Le Plaisir: Platon, Aristote et la postérité

Karine Tordo·Rombaut
Pages 59-90

Protagoras 351b3‑358d4 : le plaisir et rien d’autre

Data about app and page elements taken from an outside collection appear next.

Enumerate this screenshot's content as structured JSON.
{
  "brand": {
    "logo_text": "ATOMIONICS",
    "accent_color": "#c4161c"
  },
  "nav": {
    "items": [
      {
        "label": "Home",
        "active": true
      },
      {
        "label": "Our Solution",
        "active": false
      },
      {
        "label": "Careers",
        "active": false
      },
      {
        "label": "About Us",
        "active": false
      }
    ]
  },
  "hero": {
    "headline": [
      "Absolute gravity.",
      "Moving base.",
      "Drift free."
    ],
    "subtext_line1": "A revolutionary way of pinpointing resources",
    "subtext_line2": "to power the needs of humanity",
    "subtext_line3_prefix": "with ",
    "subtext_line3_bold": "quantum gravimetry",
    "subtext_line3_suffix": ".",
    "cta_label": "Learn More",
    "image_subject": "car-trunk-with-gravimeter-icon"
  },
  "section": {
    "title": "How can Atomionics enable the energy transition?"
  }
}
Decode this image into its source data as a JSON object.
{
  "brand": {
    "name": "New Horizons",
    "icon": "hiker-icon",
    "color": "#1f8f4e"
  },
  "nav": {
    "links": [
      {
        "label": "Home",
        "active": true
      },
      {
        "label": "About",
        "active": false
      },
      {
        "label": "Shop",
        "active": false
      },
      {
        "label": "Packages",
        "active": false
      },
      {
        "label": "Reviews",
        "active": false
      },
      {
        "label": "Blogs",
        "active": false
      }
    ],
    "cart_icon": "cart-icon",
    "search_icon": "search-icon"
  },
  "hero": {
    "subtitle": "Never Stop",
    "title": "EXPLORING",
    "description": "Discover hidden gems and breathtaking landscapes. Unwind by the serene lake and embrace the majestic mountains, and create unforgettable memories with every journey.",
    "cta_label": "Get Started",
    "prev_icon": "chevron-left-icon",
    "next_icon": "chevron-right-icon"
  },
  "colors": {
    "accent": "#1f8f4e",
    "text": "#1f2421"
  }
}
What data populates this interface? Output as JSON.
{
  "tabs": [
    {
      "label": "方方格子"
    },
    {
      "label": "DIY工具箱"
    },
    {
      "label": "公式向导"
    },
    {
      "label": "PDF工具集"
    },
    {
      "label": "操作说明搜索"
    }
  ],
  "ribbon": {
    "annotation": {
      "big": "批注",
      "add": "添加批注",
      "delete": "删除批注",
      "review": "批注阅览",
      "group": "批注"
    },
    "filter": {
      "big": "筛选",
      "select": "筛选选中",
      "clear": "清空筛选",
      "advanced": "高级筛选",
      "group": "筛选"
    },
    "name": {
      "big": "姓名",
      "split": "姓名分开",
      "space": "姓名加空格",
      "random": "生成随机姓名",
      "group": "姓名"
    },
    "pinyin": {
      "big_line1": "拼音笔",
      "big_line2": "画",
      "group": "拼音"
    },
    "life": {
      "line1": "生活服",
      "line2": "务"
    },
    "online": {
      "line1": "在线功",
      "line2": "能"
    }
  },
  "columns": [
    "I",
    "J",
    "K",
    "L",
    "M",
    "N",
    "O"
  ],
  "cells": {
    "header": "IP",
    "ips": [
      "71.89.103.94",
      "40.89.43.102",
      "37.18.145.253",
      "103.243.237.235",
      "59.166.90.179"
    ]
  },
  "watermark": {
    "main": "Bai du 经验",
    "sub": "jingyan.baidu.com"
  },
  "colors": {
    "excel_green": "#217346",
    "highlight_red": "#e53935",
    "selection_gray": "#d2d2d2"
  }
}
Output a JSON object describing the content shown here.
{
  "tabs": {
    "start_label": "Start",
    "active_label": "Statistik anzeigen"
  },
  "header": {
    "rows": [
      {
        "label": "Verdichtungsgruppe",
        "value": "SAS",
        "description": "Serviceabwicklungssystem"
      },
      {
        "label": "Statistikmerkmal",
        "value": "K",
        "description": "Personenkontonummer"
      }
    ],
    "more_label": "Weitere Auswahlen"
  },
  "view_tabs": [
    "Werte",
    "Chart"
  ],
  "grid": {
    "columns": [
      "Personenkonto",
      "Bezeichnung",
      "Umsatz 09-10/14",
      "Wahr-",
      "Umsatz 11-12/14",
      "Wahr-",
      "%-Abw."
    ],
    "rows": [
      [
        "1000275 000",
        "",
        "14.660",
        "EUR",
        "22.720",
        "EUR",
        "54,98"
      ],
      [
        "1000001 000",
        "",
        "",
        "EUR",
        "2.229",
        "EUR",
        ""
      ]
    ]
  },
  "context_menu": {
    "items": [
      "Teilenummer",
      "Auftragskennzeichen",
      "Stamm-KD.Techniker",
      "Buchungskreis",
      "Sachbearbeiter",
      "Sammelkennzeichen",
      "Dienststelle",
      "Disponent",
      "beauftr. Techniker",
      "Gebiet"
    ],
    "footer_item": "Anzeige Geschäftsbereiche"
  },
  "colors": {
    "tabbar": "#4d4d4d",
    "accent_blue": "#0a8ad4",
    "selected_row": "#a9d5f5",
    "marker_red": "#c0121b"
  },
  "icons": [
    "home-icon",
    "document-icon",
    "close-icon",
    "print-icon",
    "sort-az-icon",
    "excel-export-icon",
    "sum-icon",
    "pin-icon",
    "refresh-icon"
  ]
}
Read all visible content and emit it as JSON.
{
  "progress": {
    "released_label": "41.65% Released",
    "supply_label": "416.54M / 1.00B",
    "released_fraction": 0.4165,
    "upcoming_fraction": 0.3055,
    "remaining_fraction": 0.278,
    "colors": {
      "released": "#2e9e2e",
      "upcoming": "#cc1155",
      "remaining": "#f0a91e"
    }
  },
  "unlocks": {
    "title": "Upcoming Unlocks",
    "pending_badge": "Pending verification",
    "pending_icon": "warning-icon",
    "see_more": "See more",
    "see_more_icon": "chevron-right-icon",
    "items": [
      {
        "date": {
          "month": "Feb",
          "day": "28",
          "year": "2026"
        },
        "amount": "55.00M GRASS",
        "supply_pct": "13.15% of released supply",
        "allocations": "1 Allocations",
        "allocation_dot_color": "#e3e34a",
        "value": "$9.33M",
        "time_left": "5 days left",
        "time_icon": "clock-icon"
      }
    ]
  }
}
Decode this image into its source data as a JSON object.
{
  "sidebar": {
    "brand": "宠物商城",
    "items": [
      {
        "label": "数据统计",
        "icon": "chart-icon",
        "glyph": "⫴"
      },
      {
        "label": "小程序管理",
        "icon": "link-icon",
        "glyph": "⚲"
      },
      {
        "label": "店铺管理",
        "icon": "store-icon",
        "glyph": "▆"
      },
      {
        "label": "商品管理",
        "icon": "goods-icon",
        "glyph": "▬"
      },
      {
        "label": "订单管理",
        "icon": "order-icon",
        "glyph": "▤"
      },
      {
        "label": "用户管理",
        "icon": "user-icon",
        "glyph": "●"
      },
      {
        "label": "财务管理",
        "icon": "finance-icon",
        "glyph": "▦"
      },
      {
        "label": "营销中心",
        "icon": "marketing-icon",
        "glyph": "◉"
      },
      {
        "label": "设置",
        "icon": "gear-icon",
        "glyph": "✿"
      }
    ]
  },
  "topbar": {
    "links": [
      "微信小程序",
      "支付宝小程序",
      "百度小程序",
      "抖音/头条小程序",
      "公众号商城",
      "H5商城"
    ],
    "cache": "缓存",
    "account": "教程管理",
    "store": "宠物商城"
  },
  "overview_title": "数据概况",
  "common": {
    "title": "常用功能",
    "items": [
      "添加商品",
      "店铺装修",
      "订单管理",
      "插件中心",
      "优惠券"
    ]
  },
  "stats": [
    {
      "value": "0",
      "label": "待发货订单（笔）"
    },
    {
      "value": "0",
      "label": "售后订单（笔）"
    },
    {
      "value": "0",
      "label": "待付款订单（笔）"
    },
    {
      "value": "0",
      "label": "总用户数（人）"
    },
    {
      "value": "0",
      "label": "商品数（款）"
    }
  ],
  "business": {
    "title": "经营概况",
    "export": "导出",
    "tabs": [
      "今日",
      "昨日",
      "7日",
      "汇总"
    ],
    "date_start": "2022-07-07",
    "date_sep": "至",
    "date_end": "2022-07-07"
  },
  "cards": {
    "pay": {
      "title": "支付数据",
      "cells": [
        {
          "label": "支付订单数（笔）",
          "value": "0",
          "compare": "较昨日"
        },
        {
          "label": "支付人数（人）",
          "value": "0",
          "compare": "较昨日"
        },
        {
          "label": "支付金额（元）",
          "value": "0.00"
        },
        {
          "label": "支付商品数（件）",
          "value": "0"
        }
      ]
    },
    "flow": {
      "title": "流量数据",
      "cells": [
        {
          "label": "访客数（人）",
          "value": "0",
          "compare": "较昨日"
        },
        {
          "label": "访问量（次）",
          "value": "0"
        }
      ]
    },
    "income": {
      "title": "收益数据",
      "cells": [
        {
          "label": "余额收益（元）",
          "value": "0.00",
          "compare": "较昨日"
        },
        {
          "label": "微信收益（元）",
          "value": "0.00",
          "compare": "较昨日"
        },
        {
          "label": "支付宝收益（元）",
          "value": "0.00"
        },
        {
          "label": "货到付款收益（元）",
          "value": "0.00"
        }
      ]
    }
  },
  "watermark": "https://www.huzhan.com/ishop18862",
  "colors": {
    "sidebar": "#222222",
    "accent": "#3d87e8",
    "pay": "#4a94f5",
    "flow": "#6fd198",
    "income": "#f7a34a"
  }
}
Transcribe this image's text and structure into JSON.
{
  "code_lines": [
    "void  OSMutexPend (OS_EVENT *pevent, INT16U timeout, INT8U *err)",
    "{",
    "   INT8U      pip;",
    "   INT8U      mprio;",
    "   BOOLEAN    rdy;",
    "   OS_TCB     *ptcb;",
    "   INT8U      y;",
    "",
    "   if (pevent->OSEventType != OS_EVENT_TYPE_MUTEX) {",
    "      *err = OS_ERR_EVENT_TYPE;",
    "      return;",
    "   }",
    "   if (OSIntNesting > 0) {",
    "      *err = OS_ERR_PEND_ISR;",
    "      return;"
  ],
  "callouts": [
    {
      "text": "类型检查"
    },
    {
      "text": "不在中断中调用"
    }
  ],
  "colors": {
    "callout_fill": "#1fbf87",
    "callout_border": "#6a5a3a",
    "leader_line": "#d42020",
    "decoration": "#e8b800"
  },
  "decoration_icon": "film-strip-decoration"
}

In Protagoras 351b3‑358d4, Socrates apparently admits the use of pleasure and pain as criteria for distinguishing between good and bad. Focusing on this passage, my paper outlines three problems, raising from : (1) the contradiction between Socrates’ objection to pleasure in other platonic dialogues and his assent here to a hypothesis which identifies good with pleasure ; (2) the petitio principii apparently involved in Socrates’ argument to support the thought that knowledge is more powerful than emotions ; (3) the compatibility of his “ hedonist ” hypothesis with his “intellectualist” thought. My paper undertakes to reconstruct Socrates’ argument, in order to answer problem (2). I contend that this argument makes the humans admit they are deprived of the knowledge both of good and evil and of pleasant and painful, a point sufficient to silence them when they speak of “knowledge being defeated by pleasure”. This contention helps answering problem (1), through a distinction between so‑called pleasures (to which Socrates objects) and real ones (which he might accept). My conclusion answers problem (3), by showing that, held together, both the “hedonist” hypothesis and the “intellectualist” thought lead to not take pleasure for granted, as required to secure a philosophical approach.